The task -> Could you find each line of the data below that contains the word "Стоимость" and copy those lines?
>>>>>
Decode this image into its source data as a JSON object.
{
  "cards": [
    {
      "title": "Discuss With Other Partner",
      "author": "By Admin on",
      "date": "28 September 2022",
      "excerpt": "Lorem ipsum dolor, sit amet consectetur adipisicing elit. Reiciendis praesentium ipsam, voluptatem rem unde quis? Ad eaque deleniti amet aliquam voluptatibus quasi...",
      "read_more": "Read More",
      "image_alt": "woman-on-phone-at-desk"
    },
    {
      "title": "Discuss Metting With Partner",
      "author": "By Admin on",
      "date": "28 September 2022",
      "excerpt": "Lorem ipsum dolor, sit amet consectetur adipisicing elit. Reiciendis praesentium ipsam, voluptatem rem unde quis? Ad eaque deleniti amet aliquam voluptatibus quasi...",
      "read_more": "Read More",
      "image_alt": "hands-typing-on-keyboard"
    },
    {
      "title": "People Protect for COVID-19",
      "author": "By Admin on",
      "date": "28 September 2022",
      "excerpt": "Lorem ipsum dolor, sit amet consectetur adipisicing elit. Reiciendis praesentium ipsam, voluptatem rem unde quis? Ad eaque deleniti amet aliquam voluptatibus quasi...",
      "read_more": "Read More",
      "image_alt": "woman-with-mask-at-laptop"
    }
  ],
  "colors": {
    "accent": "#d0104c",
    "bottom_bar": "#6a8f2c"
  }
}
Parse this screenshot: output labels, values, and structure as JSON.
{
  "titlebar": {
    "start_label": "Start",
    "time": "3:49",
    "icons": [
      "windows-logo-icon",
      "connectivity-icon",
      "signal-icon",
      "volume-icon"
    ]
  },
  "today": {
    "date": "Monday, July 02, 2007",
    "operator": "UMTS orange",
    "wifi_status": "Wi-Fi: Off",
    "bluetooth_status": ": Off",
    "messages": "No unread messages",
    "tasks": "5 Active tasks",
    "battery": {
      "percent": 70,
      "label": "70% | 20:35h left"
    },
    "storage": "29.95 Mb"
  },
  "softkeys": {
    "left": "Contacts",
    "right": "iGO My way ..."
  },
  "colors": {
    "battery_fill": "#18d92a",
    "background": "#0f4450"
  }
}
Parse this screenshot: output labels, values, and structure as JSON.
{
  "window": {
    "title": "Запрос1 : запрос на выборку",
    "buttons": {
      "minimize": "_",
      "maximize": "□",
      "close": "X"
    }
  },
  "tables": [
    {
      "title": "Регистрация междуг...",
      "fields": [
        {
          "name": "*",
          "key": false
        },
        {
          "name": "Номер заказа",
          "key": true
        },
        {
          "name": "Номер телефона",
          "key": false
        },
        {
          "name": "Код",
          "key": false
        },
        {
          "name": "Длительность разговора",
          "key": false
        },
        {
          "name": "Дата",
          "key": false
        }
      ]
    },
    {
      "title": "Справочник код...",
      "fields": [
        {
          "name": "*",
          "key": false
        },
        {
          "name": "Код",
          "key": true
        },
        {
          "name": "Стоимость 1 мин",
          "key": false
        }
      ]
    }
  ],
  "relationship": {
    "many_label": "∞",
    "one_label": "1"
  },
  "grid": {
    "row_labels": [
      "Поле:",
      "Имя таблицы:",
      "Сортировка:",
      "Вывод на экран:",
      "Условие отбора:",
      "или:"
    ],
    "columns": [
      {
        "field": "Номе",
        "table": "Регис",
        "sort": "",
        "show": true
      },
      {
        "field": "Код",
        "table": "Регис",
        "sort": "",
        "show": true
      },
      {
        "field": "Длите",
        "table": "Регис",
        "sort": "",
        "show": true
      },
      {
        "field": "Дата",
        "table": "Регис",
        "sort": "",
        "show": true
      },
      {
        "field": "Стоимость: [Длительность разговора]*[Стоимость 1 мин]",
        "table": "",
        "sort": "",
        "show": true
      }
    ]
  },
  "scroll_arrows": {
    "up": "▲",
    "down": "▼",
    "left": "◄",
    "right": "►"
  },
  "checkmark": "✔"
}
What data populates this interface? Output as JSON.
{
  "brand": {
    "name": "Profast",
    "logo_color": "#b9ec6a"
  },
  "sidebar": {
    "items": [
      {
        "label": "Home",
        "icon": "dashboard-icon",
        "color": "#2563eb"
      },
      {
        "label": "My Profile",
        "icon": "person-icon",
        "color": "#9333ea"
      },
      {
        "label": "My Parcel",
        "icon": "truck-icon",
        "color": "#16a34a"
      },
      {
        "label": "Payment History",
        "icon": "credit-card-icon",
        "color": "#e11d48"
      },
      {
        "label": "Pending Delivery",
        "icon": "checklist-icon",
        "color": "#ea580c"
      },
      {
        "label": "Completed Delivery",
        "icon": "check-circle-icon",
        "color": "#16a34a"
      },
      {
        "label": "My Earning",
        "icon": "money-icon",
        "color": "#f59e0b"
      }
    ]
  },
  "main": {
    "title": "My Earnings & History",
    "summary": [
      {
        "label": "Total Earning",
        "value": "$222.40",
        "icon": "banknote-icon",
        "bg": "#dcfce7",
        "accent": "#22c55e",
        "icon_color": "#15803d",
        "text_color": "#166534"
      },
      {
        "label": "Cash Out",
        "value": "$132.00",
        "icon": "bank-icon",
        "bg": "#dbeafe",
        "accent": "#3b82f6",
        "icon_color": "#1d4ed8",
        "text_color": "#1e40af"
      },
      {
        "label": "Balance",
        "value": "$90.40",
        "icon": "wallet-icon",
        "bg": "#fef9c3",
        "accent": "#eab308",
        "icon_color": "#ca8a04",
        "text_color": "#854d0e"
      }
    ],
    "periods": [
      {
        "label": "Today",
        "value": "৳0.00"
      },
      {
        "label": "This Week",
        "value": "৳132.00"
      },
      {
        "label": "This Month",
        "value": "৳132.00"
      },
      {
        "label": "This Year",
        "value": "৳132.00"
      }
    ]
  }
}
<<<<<
Result of this exercise ->
          "name": "Стоимость 1 мин",
        "field": "Стоимость: [Длительность разговора]*[Стоимость 1 мин]",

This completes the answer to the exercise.